          • Explain where you work
          • Describe who you are and who sent you the person’s name and contact details
      • State the purpose of the call
          • Invite the person to join the team
          • Summarize what it means to improve person-centered and positive support practices
          • Describe the purpose of the team and the roles
          • Explain how much time you expect the person to contribute
            • Attending meetings on a regular basis
            • Length of time for meetings
            • Completing tasks between meetings and reporting back to the group
            • Describe where and how meetings will be organized
          • Explain why the person was invited and what they bring to the process:
            • Experiences, their profession, traits, or characteristics that make the person a good candidate
            • How the person complements other team members who are confirmed
    2. Offer more details about person-centered and positive support practices
      • Share more information about person-centered practices:
      • Offer to give the person time to think about whether they want to join the team and decide on a date for making the decision
      • Discuss how you will connect with each other once a decision has been made to join
      • Offer to send a letter to confirm in writing the purpose and duties of team members.
        • Ask if they prefer email or letter
      • Provide a way for them to contact you if they have more questions
    3. Thank the person for spending time considering this request
    4. If you haven’t heard back by an agreed-upon date, give the person more time to decide

This invitation can be used talking to a person on the telephone or by writing an email with a potential team member. Use this form letter, but modify it using your own details.




Subject: Invitation to Join the Person-centered and Positive Support Practices Team

Greeting: Dear _(Name)_____,


I enjoyed talking with you about becoming a member of a team to improve person-centered and positive support practices for our Home and Community-Based Services. I hope this letter helps answer your questions about the purpose of this work.

As I mentioned when we spoke, the purpose of the team includes:

  • Improving the quality of life of the people we support, using person-centered and positive support practices,
  • Developing an action plan to help staff members feel valued and respected, and
  • Working together to build relationships that encourage meaningful connections in the community for people receiving services.

To learn more about the team’s process, I am sending you:

1) A link to a short video Invitation to Join a Team .

2) A link to Module 1 -  Overview of HCBS Modules

Team meetings are 2–3 hours in length and will be held quarterly.
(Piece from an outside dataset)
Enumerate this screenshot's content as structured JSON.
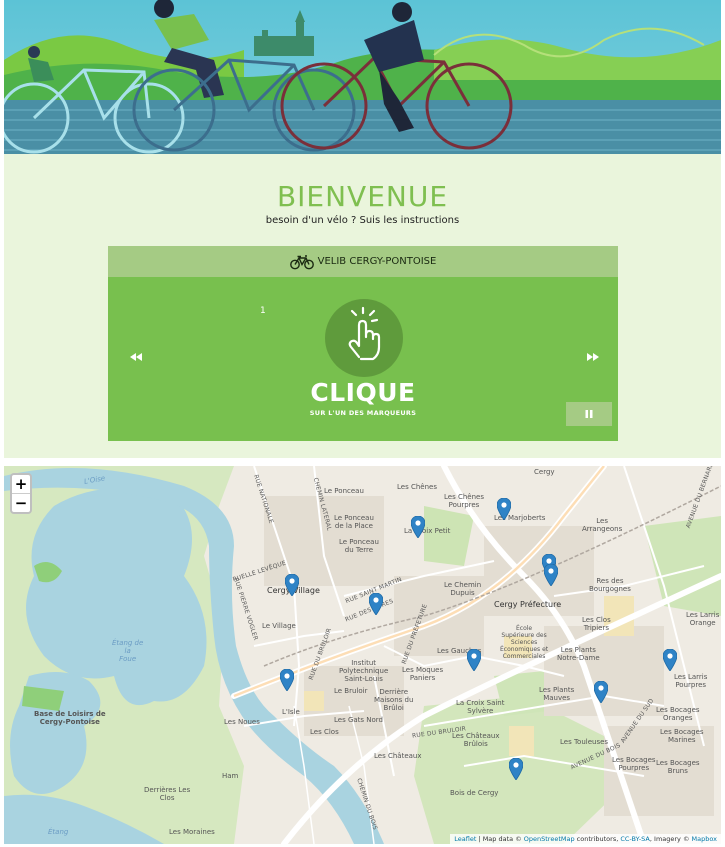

In addition, team members may sign up for tasks to complete between meetings, but we can work with you to make sure this fits your schedule.

 Thank you for considering joining our team. I look forward to hearing from you.





Email address

Organization website address or link